  3. Work. In today’s world, work for children is often a forgotten art. I come from a long line of hard-working farmers whose children had to work to survive. Luckily our Summer place always has plentiful weeds. I have loved teaching the kids to feel the satisfaction of making an area of the earth more beautiful by clearing the weeds. Of course, some ice cream at the end of a project is nice but the satisfaction of doing something hard with their cousins is the best reward.
  4. Dancing. The younger groups love to dress up and dance. We have a chest of dress-up clothes for both girls and boys and a place to dance to beautiful music that matches the mood. There nothing that shows personality more than dancing to great music!
  5. Art. I love art, and we have had a great time looking at beautiful classical artwork and then painting our mountains and lake in the style of the artist we have been studying (for example the pointillism of Seurat and the impressionism of Monet and Renoir).
  6. Scriptures and Quotes: I compile favorite quotes and scriptures and am amazed at how good the kids are at memorizing them.  I like the idea of having those good thoughts rumbling around in their heads throughout their lives.
  7. Music. I was a music major in college so in recent years I gathered a list of my favorite classical music and sent it via email to the parents of all the grandkids from ages 5-17 on Spotify (ask your grandkids if you don’t know how to do that). I offered a cash reward for recognizing each composition and another one if they could name the composer during a contest at Grammie Camp.
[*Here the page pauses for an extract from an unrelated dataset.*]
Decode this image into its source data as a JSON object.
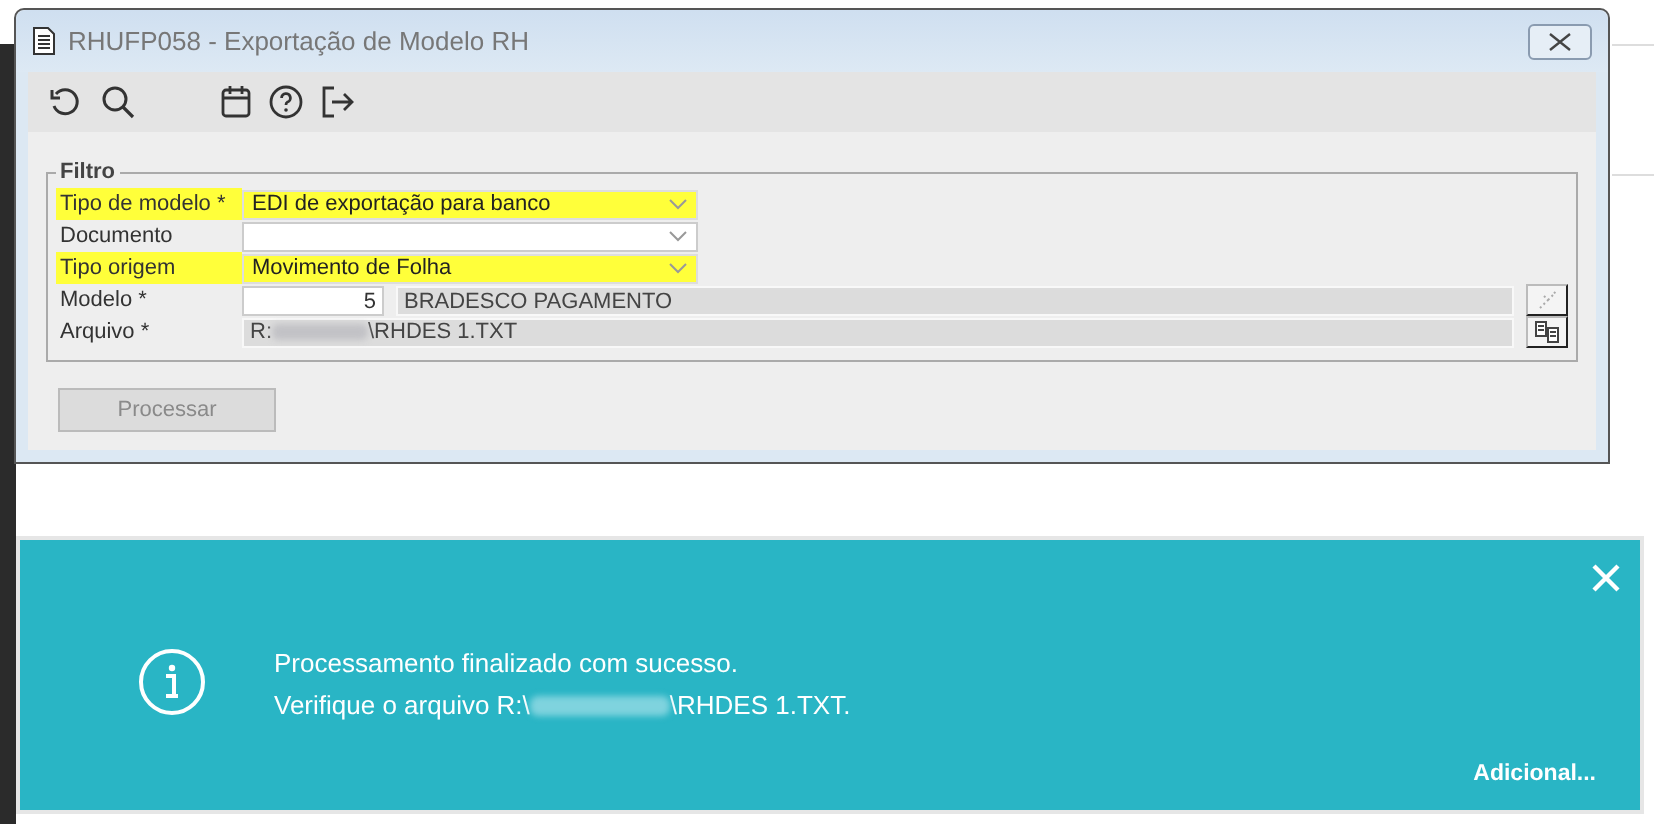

Money was a terrific incentive and a good investment for a music-loving Grammie who wants her kids to love music!

    Our first list, which is pretty kid friendly was:
    1.  Aquarium by Camille Saint Saens
    2.   Peter and the Wolf by Serei Prokofiev
    3.   Brandenburg Concerto No. 3 by Johann Sebastian Bach
    4.   Clair De Lune by Claude Debussy
    5.   Symphony No.9 (Ode to Joy) by Ludwig van Beethoven
    6.  “Spring” from the Four Seasons by Antonio Vivaldi
    7.   Star Wars by John Williams (this was by far, the favorite)
    8.   Rodeo by Aaron Copland
    9.   Flight of the Bumble Bee by Rimsky Korsakov
    10.   Morning Mood by Edvard Grieg
  8. Ancestor Stories:  As discussed in great detail in our column here two issues ago, the value of teaching our children about their ancestors is enormous. Knowing stories about the lives of those who came before them gives them resilience and grit. One year, in advance of Grammie Camp, I assigned each of the kids the name of an ancestor to research online (with their parents’help) at or Then, each child actually “became” that ancestor during our time together—dressed up like them and presented what life was like for them when they lived.
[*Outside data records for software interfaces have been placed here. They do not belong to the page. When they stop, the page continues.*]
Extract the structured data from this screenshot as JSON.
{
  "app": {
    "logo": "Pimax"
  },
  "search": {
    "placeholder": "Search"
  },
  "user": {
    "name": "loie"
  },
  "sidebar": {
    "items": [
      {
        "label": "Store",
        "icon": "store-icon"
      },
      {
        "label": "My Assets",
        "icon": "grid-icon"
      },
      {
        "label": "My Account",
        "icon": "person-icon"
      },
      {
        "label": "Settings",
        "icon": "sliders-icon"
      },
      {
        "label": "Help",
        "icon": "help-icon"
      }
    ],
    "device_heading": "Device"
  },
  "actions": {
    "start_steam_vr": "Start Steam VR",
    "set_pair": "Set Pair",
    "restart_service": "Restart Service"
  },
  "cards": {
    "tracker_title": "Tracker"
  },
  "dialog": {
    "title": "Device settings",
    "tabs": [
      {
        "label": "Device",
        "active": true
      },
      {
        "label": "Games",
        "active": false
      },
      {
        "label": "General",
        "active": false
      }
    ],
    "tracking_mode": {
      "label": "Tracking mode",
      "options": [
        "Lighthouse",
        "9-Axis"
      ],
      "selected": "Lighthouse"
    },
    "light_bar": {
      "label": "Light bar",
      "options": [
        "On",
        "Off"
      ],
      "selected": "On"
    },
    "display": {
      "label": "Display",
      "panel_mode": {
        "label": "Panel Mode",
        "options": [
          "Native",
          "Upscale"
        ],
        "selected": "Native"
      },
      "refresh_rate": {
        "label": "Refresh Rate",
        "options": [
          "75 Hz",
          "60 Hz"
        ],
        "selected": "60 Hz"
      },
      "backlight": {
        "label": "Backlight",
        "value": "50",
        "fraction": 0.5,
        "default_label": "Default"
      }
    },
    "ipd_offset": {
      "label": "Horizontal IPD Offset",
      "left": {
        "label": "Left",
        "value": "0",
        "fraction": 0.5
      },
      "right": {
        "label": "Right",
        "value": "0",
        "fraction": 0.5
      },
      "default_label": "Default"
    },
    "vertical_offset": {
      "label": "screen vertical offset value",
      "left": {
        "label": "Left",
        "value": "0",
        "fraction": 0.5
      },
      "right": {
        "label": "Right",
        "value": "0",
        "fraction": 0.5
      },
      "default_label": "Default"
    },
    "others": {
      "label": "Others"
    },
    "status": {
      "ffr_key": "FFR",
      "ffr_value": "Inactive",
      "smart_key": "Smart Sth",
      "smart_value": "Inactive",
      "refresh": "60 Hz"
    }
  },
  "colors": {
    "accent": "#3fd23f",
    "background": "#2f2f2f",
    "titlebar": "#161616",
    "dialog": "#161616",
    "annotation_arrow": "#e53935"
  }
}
Of course, through the years, there are also precious one-on-one times spent with each of our grandchildren that neither of us will ever forget but I realize that this group time in Grammie Camps pays real dividends every time I hear from one of our twenty-year-olds reminding me of how our relationships with each other were deepened and solidified during those glorious times we spent together at Grammie Camps.

Richard and Linda Eyre’s parenting and life-balance books have reached millions and been translated into a dozen languages.  As fellow Baby Boomers, their passion and their writing focus has now shifted to the joy of Grandparenting.  Linda’s latest book is Grandmothering, and Richard’s is Being a Proactive Grandfather, each of which is now on sale on Amazon or in Deseret Book.

The Eyres have 31 grandchildren and counting, so they have an ample laboratory to test their grandparenting ideas.  Their Mission Presidency in London also resulted in another 500 “children” so if you count the children of those missionaries, Richard and Linda may actually have thousands of grandchildren. At any rate, they want to share thoughts from you and hear thoughts back from you, so please comment on this and future articles. To learn more about what Linda and Richard are doing, go to